NFL will consider another chop block rule

AP

Although rules changes to restrict helmet-to-helmet hits have drawn more attention, the NFL has also in recent years increasingly restricted low blocks, in an attempt to protect players’ knees. And another rule may be coming this offseason.

According to Adam Schefter of ESPN, the NFL’s Competition Committee is considering a rule that would eliminate the chop block.

It’s unclear precisely how the new rule would be worded. Last year the league voted to further restrict chop blocks by making it illegal for a running back to chop a defensive player engaged above the waist by another offensive player outside the tackle box.

Chop blocks are still legal in certain situations in line play, and the NFL could eliminate those situations. Some defensive players have argued that the league needs to go further and ban all low blocks. The Competition Committee will need to come up with the precise wording of a new rule designed to give greater protection to defensive players’ knees, and then the league’s owners will vote on the proposal. Given the league’s emphasis on player safety, it’s likely that any proposal will be approved by the owners.

22 responses to “NFL will consider another chop block rule

  1. Meanwhile defensive linemen are allowed to act like animals from hell. Refs still called chop blocks that weren’t chop blocks last yearn should be a challengable call. Refs have too much power

  2. If a running back can’t stop a blitzer, might this not lead to more hard QB hits, resulting in QB injuries?

  3. The quality of play is being lowered by kneecapping blocks. How many players never had a chance at greatness due to this type of block altering their career path?

    They are people, not gladiators. I know, it’s fun to sit in the comfort of your living room while young men are dealt blows that may cripple them for life. Says a lot about those who would thumbs down an attempt at keeping these guys on the field.

    On the other hand, player turnover gives others a chance at greatness. Bledsoe Brady being one example, but that was a legal hit.

  4. Good should have happened already

    Now we can get all the comments from the “old school” people telling us how they are “hurting the game of football”

  5. Having played both sides of the ball in High School and suffering an ACL injury from a cut block, I say get rid of the cut block, o-linemen just need to get stronger…

  6. Why do ball carriers get to grab the facemask of the defender? If grabbing a facemask is inherently dangerous, shouldn’t nobody be allowed to touch a facemask?

    As for ‘warding off a defender’ by simply pushing on a facemask, I say bull snot. Time after time a ball carrier’s fingers are inside a defenders facemask thoroughly controlling that defender’s head and neck.

    I don’t know why defenders are not suing the NFL for putting their health and safety at risk.

  7. I hope they make it reviewable. The Lions received a phantom call against the Rams that turned 1st and goal at the 2 to 3 and 15 or something from own 40.
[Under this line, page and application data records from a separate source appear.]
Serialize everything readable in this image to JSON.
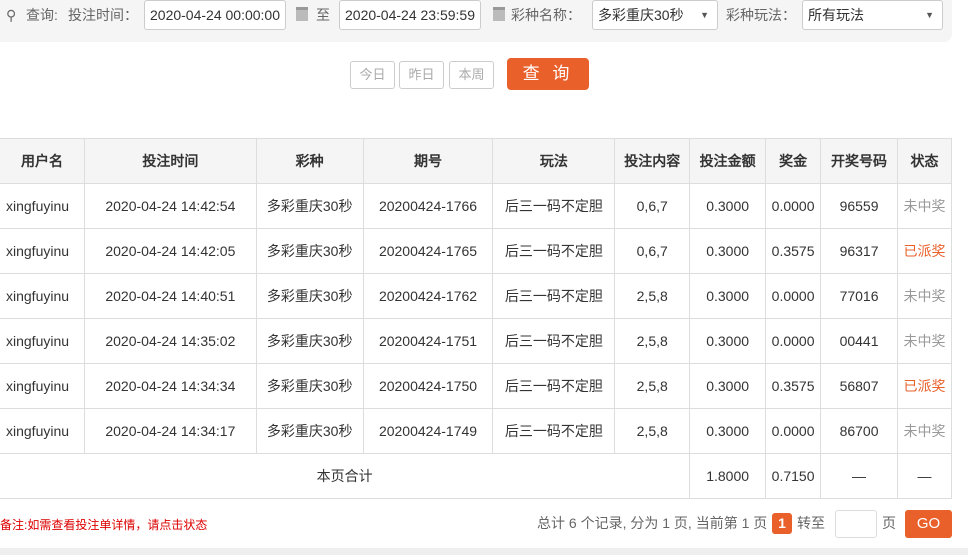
{
  "filter": {
    "query_label": "查询:",
    "time_label": "投注时间：",
    "start": "2020-04-24 00:00:00",
    "to": "至",
    "end": "2020-04-24 23:59:59",
    "lottery_label": "彩种名称：",
    "lottery": "多彩重庆30秒",
    "play_label": "彩种玩法：",
    "play": "所有玩法"
  },
  "buttons": {
    "today": "今日",
    "yesterday": "昨日",
    "week": "本周",
    "search": "查 询"
  },
  "table": {
    "headers": [
      "用户名",
      "投注时间",
      "彩种",
      "期号",
      "玩法",
      "投注内容",
      "投注金额",
      "奖金",
      "开奖号码",
      "状态"
    ],
    "rows": [
      [
        "xingfuyinu",
        "2020-04-24 14:42:54",
        "多彩重庆30秒",
        "20200424-1766",
        "后三一码不定胆",
        "0,6,7",
        "0.3000",
        "0.0000",
        "96559",
        "未中奖"
      ],
      [
        "xingfuyinu",
        "2020-04-24 14:42:05",
        "多彩重庆30秒",
        "20200424-1765",
        "后三一码不定胆",
        "0,6,7",
        "0.3000",
        "0.3575",
        "96317",
        "已派奖"
      ],
      [
        "xingfuyinu",
        "2020-04-24 14:40:51",
        "多彩重庆30秒",
        "20200424-1762",
        "后三一码不定胆",
        "2,5,8",
        "0.3000",
        "0.0000",
        "77016",
        "未中奖"
      ],
      [
        "xingfuyinu",
        "2020-04-24 14:35:02",
        "多彩重庆30秒",
        "20200424-1751",
        "后三一码不定胆",
        "2,5,8",
        "0.3000",
        "0.0000",
        "00441",
        "未中奖"
      ],
      [
        "xingfuyinu",
        "2020-04-24 14:34:34",
        "多彩重庆30秒",
        "20200424-1750",
        "后三一码不定胆",
        "2,5,8",
        "0.3000",
        "0.3575",
        "56807",
        "已派奖"
      ],
      [
        "xingfuyinu",
        "2020-04-24 14:34:17",
        "多彩重庆30秒",
        "20200424-1749",
        "后三一码不定胆",
        "2,5,8",
        "0.3000",
        "0.0000",
        "86700",
        "未中奖"
      ]
    ],
    "total": {
      "label": "本页合计",
      "amount": "1.8000",
      "prize": "0.7150",
      "number": "—",
      "status": "—"
    }
  },
  "footer": {
    "note": "备注:如需查看投注单详情，请点击状态",
    "summary": "总计 6 个记录, 分为 1 页, 当前第 1 页",
    "page": "1",
    "goto": "转至",
    "page_unit": "页",
    "go": "GO"
  }
}
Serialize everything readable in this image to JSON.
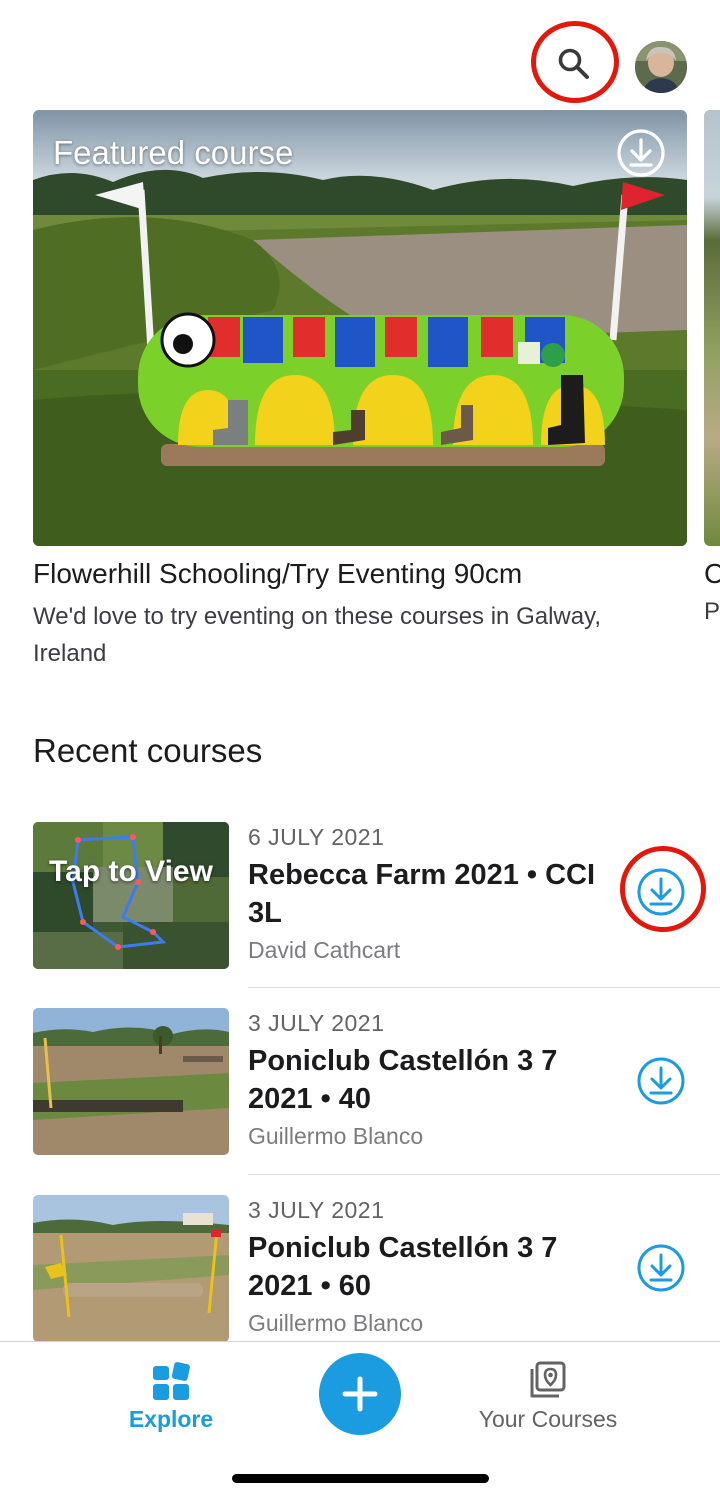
{
  "header": {
    "search_icon": "search-icon",
    "avatar_icon": "user-avatar"
  },
  "featured": {
    "label": "Featured course",
    "title": "Flowerhill Schooling/Try Eventing 90cm",
    "description": "We'd love to try eventing on these courses in Galway, Ireland",
    "download_icon": "download-icon",
    "next_peek_title": "C",
    "next_peek_desc": "P"
  },
  "recent": {
    "section_title": "Recent courses",
    "items": [
      {
        "date": "6 JULY 2021",
        "title": "Rebecca Farm 2021 • CCI 3L",
        "author": "David Cathcart",
        "thumb_overlay": "Tap to View",
        "download_icon": "download-icon"
      },
      {
        "date": "3 JULY 2021",
        "title": "Poniclub Castellón 3 7 2021 • 40",
        "author": "Guillermo Blanco",
        "download_icon": "download-icon"
      },
      {
        "date": "3 JULY 2021",
        "title": "Poniclub Castellón 3 7 2021 • 60",
        "author": "Guillermo Blanco",
        "download_icon": "download-icon"
      }
    ]
  },
  "tabbar": {
    "explore_label": "Explore",
    "courses_label": "Your Courses",
    "add_icon": "plus-icon"
  },
  "colors": {
    "accent": "#1b9be0",
    "highlight_ring": "#e3170a"
  }
}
    Clear as day the blocked player was not engaged by anyone but the RB when they played it back.

  8. NFHS (ruling body for most of the nation in HS football) just made “clipping” in the free blocking zone illegal a few weeks ago. It rarely happens there, but this is the first piece of the puzzle which I believe will make every low block illegal anywhere on the field at every level in the next 5-7 years, IMO.

    All other legal low blocks will remain this year, my guess is they will be done away with in the next 2 to 3 years at the HS level.

  9. torebear says:
    Feb 29, 2016 2:19 PM

    I hope they make it reviewable. The Lions received a phantom call against the Rams that turned 1st and goal at the 2 to 3 and 15 or something from own 40.

    Clear as day the blocked player was not engaged by anyone but the RB when they played it back.
    _________________________________

    If it was a crack-back block…which was deemed illegal in 2012 in the NFL, being engaged with anyone is irrelevant. Not sure which one you are referring…just an FYI.

  10. @CannedHeat It was the penalty that was new last year:

    “illegal for a running back to chop a defensive player engaged above the waist by another offensive player outside the tackle box”

    The problem in the game was there was no offensive player engaging the defender. Only the RB.

    The ref saw something that wasn’t there. Something a quick replay would have cleared up in two seconds.

Leave a Reply

You must be logged in to leave a comment. Not a member? Register now!